EXERCISE AIM: This exercise calls for duplicating every entry below exactly, without the images.

STUDY MATERIAL Start Marker

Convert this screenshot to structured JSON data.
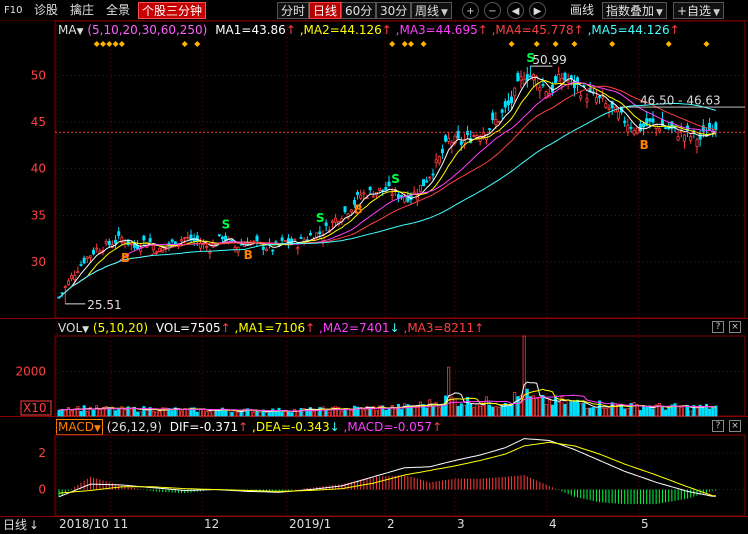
{
  "toolbar": {
    "f10": "F10",
    "items": [
      "诊股",
      "擒庄",
      "全景"
    ],
    "selected_tab": "个股三分钟",
    "periods": [
      "分时",
      "日线",
      "60分",
      "30分",
      "周线"
    ],
    "active_period": "日线",
    "draw": "画线",
    "overlay": "指数叠加",
    "watchlist": "+自选"
  },
  "main_legend": {
    "name": "MA",
    "params": "(5,10,20,30,60,250)",
    "ma1": "MA1=43.86",
    "ma2": ",MA2=44.126",
    "ma3": ",MA3=44.695",
    "ma4": ",MA4=45.778",
    "ma5": ",MA5=44.126"
  },
  "volume_legend": {
    "name": "VOL",
    "params": "(5,10,20)",
    "vol": "VOL=7505",
    "ma1": ",MA1=7106",
    "ma2": ",MA2=7401",
    "ma3": ",MA3=8211"
  },
  "macd_legend": {
    "name": "MACD",
    "params": "(26,12,9)",
    "dif": "DIF=-0.371",
    "dea": ",DEA=-0.343",
    "macd": ",MACD=-0.057"
  },
  "annotations": {
    "high": "50.99",
    "low": "25.51",
    "range": "46.50 - 46.63",
    "volume_unit": "X10",
    "period_switch": "日线"
  },
  "colors": {
    "up": "#ff3c3c",
    "down": "#00e0ff",
    "ma1": "#ffffff",
    "ma2": "#ffff00",
    "ma3": "#ff40ff",
    "ma4": "#ff4040",
    "ma5": "#40ffff",
    "grid": "#7a0000",
    "signal_s": "#00ff40",
    "signal_b": "#ff8000",
    "diamond": "#ffb400"
  },
  "chart_data": [
    {
      "type": "candlestick",
      "series": [
        {
          "name": "MA1",
          "values": [
            43.86
          ]
        },
        {
          "name": "MA2",
          "values": [
            44.126
          ]
        },
        {
          "name": "MA3",
          "values": [
            44.695
          ]
        },
        {
          "name": "MA4",
          "values": [
            45.778
          ]
        },
        {
          "name": "MA5",
          "values": [
            44.126
          ]
        }
      ],
      "y_ticks": [
        30,
        35,
        40,
        45,
        50
      ],
      "ylim": [
        24,
        54
      ],
      "x_ticks": [
        "2018/10",
        "11",
        "12",
        "2019/1",
        "2",
        "3",
        "4",
        "5"
      ],
      "high": 50.99,
      "low": 25.51,
      "close_profile": [
        [
          0,
          26.2
        ],
        [
          4,
          28.4
        ],
        [
          8,
          30.2
        ],
        [
          12,
          31.4
        ],
        [
          16,
          31.9
        ],
        [
          20,
          32.6
        ],
        [
          24,
          31.6
        ],
        [
          28,
          32.4
        ],
        [
          32,
          31.2
        ],
        [
          36,
          32.0
        ],
        [
          40,
          32.6
        ],
        [
          44,
          32.2
        ],
        [
          48,
          31.5
        ],
        [
          52,
          32.8
        ],
        [
          56,
          31.6
        ],
        [
          60,
          32.2
        ],
        [
          64,
          31.8
        ],
        [
          68,
          31.4
        ],
        [
          72,
          32.2
        ],
        [
          76,
          32.0
        ],
        [
          80,
          32.8
        ],
        [
          84,
          33.2
        ],
        [
          88,
          34.6
        ],
        [
          92,
          35.6
        ],
        [
          96,
          37.2
        ],
        [
          100,
          37.5
        ],
        [
          104,
          37.8
        ],
        [
          108,
          37.2
        ],
        [
          112,
          37.0
        ],
        [
          116,
          38.4
        ],
        [
          120,
          40.4
        ],
        [
          124,
          43.0
        ],
        [
          128,
          42.8
        ],
        [
          132,
          43.6
        ],
        [
          136,
          44.2
        ],
        [
          140,
          45.4
        ],
        [
          144,
          47.2
        ],
        [
          148,
          50.2
        ],
        [
          152,
          49.6
        ],
        [
          156,
          48.2
        ],
        [
          160,
          49.8
        ],
        [
          164,
          49.0
        ],
        [
          168,
          48.0
        ],
        [
          172,
          47.4
        ],
        [
          176,
          46.2
        ],
        [
          180,
          45.2
        ],
        [
          184,
          44.2
        ],
        [
          188,
          44.8
        ],
        [
          192,
          44.6
        ],
        [
          196,
          44.0
        ],
        [
          200,
          43.6
        ],
        [
          204,
          43.2
        ],
        [
          208,
          44.6
        ]
      ]
    },
    {
      "type": "bar",
      "series": [
        {
          "name": "VOL",
          "values": [
            7505
          ]
        },
        {
          "name": "MA1",
          "values": [
            7106
          ]
        },
        {
          "name": "MA2",
          "values": [
            7401
          ]
        },
        {
          "name": "MA3",
          "values": [
            8211
          ]
        }
      ],
      "y_ticks": [
        2000
      ],
      "volume_profile": [
        [
          0,
          380
        ],
        [
          10,
          320
        ],
        [
          20,
          280
        ],
        [
          30,
          300
        ],
        [
          40,
          250
        ],
        [
          50,
          260
        ],
        [
          60,
          230
        ],
        [
          70,
          240
        ],
        [
          80,
          260
        ],
        [
          90,
          300
        ],
        [
          100,
          340
        ],
        [
          110,
          380
        ],
        [
          118,
          520
        ],
        [
          124,
          700
        ],
        [
          130,
          620
        ],
        [
          140,
          560
        ],
        [
          148,
          900
        ],
        [
          152,
          640
        ],
        [
          160,
          600
        ],
        [
          170,
          500
        ],
        [
          180,
          440
        ],
        [
          190,
          400
        ],
        [
          200,
          360
        ],
        [
          208,
          380
        ]
      ]
    },
    {
      "type": "line",
      "series": [
        {
          "name": "DIF",
          "values": [
            -0.371
          ]
        },
        {
          "name": "DEA",
          "values": [
            -0.343
          ]
        },
        {
          "name": "MACD",
          "values": [
            -0.057
          ]
        }
      ],
      "y_ticks": [
        0,
        2
      ],
      "ylim": [
        -1.4,
        3.0
      ],
      "dif_profile": [
        [
          0,
          -0.4
        ],
        [
          10,
          0.3
        ],
        [
          20,
          0.25
        ],
        [
          30,
          0.1
        ],
        [
          40,
          -0.05
        ],
        [
          50,
          0.0
        ],
        [
          60,
          -0.1
        ],
        [
          70,
          -0.15
        ],
        [
          80,
          0.0
        ],
        [
          90,
          0.2
        ],
        [
          100,
          0.7
        ],
        [
          110,
          1.2
        ],
        [
          118,
          1.25
        ],
        [
          126,
          1.6
        ],
        [
          134,
          1.9
        ],
        [
          142,
          2.3
        ],
        [
          148,
          2.8
        ],
        [
          156,
          2.7
        ],
        [
          164,
          2.2
        ],
        [
          172,
          1.6
        ],
        [
          180,
          1.0
        ],
        [
          190,
          0.4
        ],
        [
          200,
          -0.1
        ],
        [
          208,
          -0.37
        ]
      ],
      "dea_profile": [
        [
          0,
          -0.2
        ],
        [
          10,
          -0.05
        ],
        [
          20,
          0.15
        ],
        [
          30,
          0.15
        ],
        [
          40,
          0.05
        ],
        [
          50,
          0.0
        ],
        [
          60,
          -0.05
        ],
        [
          70,
          -0.1
        ],
        [
          80,
          -0.05
        ],
        [
          90,
          0.05
        ],
        [
          100,
          0.35
        ],
        [
          110,
          0.8
        ],
        [
          118,
          1.05
        ],
        [
          126,
          1.3
        ],
        [
          134,
          1.6
        ],
        [
          142,
          1.95
        ],
        [
          148,
          2.4
        ],
        [
          156,
          2.6
        ],
        [
          164,
          2.4
        ],
        [
          172,
          1.95
        ],
        [
          180,
          1.4
        ],
        [
          190,
          0.8
        ],
        [
          200,
          0.15
        ],
        [
          208,
          -0.34
        ]
      ]
    }
  ]
}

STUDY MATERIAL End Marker

EXERCISE RESPONSE:
Convert this screenshot to structured JSON data.
{
  "toolbar": {
    "f10": "F10",
    "items": [
      "诊股",
      "擒庄",
      "全景"
    ],
    "selected_tab": "个股三分钟",
    "periods": [
      "分时",
      "日线",
      "60分",
      "30分",
      "周线"
    ],
    "active_period": "日线",
    "draw": "画线",
    "overlay": "指数叠加",
    "watchlist": "+自选"
  },
  "main_legend": {
    "name": "MA",
    "params": "(5,10,20,30,60,250)",
    "ma1": "MA1=43.86",
    "ma2": ",MA2=44.126",
    "ma3": ",MA3=44.695",
    "ma4": ",MA4=45.778",
    "ma5": ",MA5=44.126"
  },
  "volume_legend": {
    "name": "VOL",
    "params": "(5,10,20)",
    "vol": "VOL=7505",
    "ma1": ",MA1=7106",
    "ma2": ",MA2=7401",
    "ma3": ",MA3=8211"
  },
  "macd_legend": {
    "name": "MACD",
    "params": "(26,12,9)",
    "dif": "DIF=-0.371",
    "dea": ",DEA=-0.343",
    "macd": ",MACD=-0.057"
  },
  "annotations": {
    "high": "50.99",
    "low": "25.51",
    "range": "46.50 - 46.63",
    "volume_unit": "X10",
    "period_switch": "日线"
  },
  "colors": {
    "up": "#ff3c3c",
    "down": "#00e0ff",
    "ma1": "#ffffff",
    "ma2": "#ffff00",
    "ma3": "#ff40ff",
    "ma4": "#ff4040",
    "ma5": "#40ffff",
    "grid": "#7a0000",
    "signal_s": "#00ff40",
    "signal_b": "#ff8000",
    "diamond": "#ffb400"
  },
  "chart_data": [
    {
      "type": "candlestick",
      "series": [
        {
          "name": "MA1",
          "values": [
            43.86
          ]
        },
        {
          "name": "MA2",
          "values": [
            44.126
          ]
        },
        {
          "name": "MA3",
          "values": [
            44.695
          ]
        },
        {
          "name": "MA4",
          "values": [
            45.778
          ]
        },
        {
          "name": "MA5",
          "values": [
            44.126
          ]
        }
      ],
      "y_ticks": [
        30,
        35,
        40,
        45,
        50
      ],
      "ylim": [
        24,
        54
      ],
      "x_ticks": [
        "2018/10",
        "11",
        "12",
        "2019/1",
        "2",
        "3",
        "4",
        "5"
      ],
      "high": 50.99,
      "low": 25.51,
      "close_profile": [
        [
          0,
          26.2
        ],
        [
          4,
          28.4
        ],
        [
          8,
          30.2
        ],
        [
          12,
          31.4
        ],
        [
          16,
          31.9
        ],
        [
          20,
          32.6
        ],
        [
          24,
          31.6
        ],
        [
          28,
          32.4
        ],
        [
          32,
          31.2
        ],
        [
          36,
          32.0
        ],
        [
          40,
          32.6
        ],
        [
          44,
          32.2
        ],
        [
          48,
          31.5
        ],
        [
          52,
          32.8
        ],
        [
          56,
          31.6
        ],
        [
          60,
          32.2
        ],
        [
          64,
          31.8
        ],
        [
          68,
          31.4
        ],
        [
          72,
          32.2
        ],
        [
          76,
          32.0
        ],
        [
          80,
          32.8
        ],
        [
          84,
          33.2
        ],
        [
          88,
          34.6
        ],
        [
          92,
          35.6
        ],
        [
          96,
          37.2
        ],
        [
          100,
          37.5
        ],
        [
          104,
          37.8
        ],
        [
          108,
          37.2
        ],
        [
          112,
          37.0
        ],
        [
          116,
          38.4
        ],
        [
          120,
          40.4
        ],
        [
          124,
          43.0
        ],
        [
          128,
          42.8
        ],
        [
          132,
          43.6
        ],
        [
          136,
          44.2
        ],
        [
          140,
          45.4
        ],
        [
          144,
          47.2
        ],
        [
          148,
          50.2
        ],
        [
          152,
          49.6
        ],
        [
          156,
          48.2
        ],
        [
          160,
          49.8
        ],
        [
          164,
          49.0
        ],
        [
          168,
          48.0
        ],
        [
          172,
          47.4
        ],
        [
          176,
          46.2
        ],
        [
          180,
          45.2
        ],
        [
          184,
          44.2
        ],
        [
          188,
          44.8
        ],
        [
          192,
          44.6
        ],
        [
          196,
          44.0
        ],
        [
          200,
          43.6
        ],
        [
          204,
          43.2
        ],
        [
          208,
          44.6
        ]
      ]
    },
    {
      "type": "bar",
      "series": [
        {
          "name": "VOL",
          "values": [
            7505
          ]
        },
        {
          "name": "MA1",
          "values": [
            7106
          ]
        },
        {
          "name": "MA2",
          "values": [
            7401
          ]
        },
        {
          "name": "MA3",
          "values": [
            8211
          ]
        }
      ],
      "y_ticks": [
        2000
      ],
      "volume_profile": [
        [
          0,
          380
        ],
        [
          10,
          320
        ],
        [
          20,
          280
        ],
        [
          30,
          300
        ],
        [
          40,
          250
        ],
        [
          50,
          260
        ],
        [
          60,
          230
        ],
        [
          70,
          240
        ],
        [
          80,
          260
        ],
        [
          90,
          300
        ],
        [
          100,
          340
        ],
        [
          110,
          380
        ],
        [
          118,
          520
        ],
        [
          124,
          700
        ],
        [
          130,
          620
        ],
        [
          140,
          560
        ],
        [
          148,
          900
        ],
        [
          152,
          640
        ],
        [
          160,
          600
        ],
        [
          170,
          500
        ],
        [
          180,
          440
        ],
        [
          190,
          400
        ],
        [
          200,
          360
        ],
        [
          208,
          380
        ]
      ]
    },
    {
      "type": "line",
      "series": [
        {
          "name": "DIF",
          "values": [
            -0.371
          ]
        },
        {
          "name": "DEA",
          "values": [
            -0.343
          ]
        },
        {
          "name": "MACD",
          "values": [
            -0.057
          ]
        }
      ],
      "y_ticks": [
        0,
        2
      ],
      "ylim": [
        -1.4,
        3.0
      ],
      "dif_profile": [
        [
          0,
          -0.4
        ],
        [
          10,
          0.3
        ],
        [
          20,
          0.25
        ],
        [
          30,
          0.1
        ],
        [
          40,
          -0.05
        ],
        [
          50,
          0.0
        ],
        [
          60,
          -0.1
        ],
        [
          70,
          -0.15
        ],
        [
          80,
          0.0
        ],
        [
          90,
          0.2
        ],
        [
          100,
          0.7
        ],
        [
          110,
          1.2
        ],
        [
          118,
          1.25
        ],
        [
          126,
          1.6
        ],
        [
          134,
          1.9
        ],
        [
          142,
          2.3
        ],
        [
          148,
          2.8
        ],
        [
          156,
          2.7
        ],
        [
          164,
          2.2
        ],
        [
          172,
          1.6
        ],
        [
          180,
          1.0
        ],
        [
          190,
          0.4
        ],
        [
          200,
          -0.1
        ],
        [
          208,
          -0.37
        ]
      ],
      "dea_profile": [
        [
          0,
          -0.2
        ],
        [
          10,
          -0.05
        ],
        [
          20,
          0.15
        ],
        [
          30,
          0.15
        ],
        [
          40,
          0.05
        ],
        [
          50,
          0.0
        ],
        [
          60,
          -0.05
        ],
        [
          70,
          -0.1
        ],
        [
          80,
          -0.05
        ],
        [
          90,
          0.05
        ],
        [
          100,
          0.35
        ],
        [
          110,
          0.8
        ],
        [
          118,
          1.05
        ],
        [
          126,
          1.3
        ],
        [
          134,
          1.6
        ],
        [
          142,
          1.95
        ],
        [
          148,
          2.4
        ],
        [
          156,
          2.6
        ],
        [
          164,
          2.4
        ],
        [
          172,
          1.95
        ],
        [
          180,
          1.4
        ],
        [
          190,
          0.8
        ],
        [
          200,
          0.15
        ],
        [
          208,
          -0.34
        ]
      ]
    }
  ]
}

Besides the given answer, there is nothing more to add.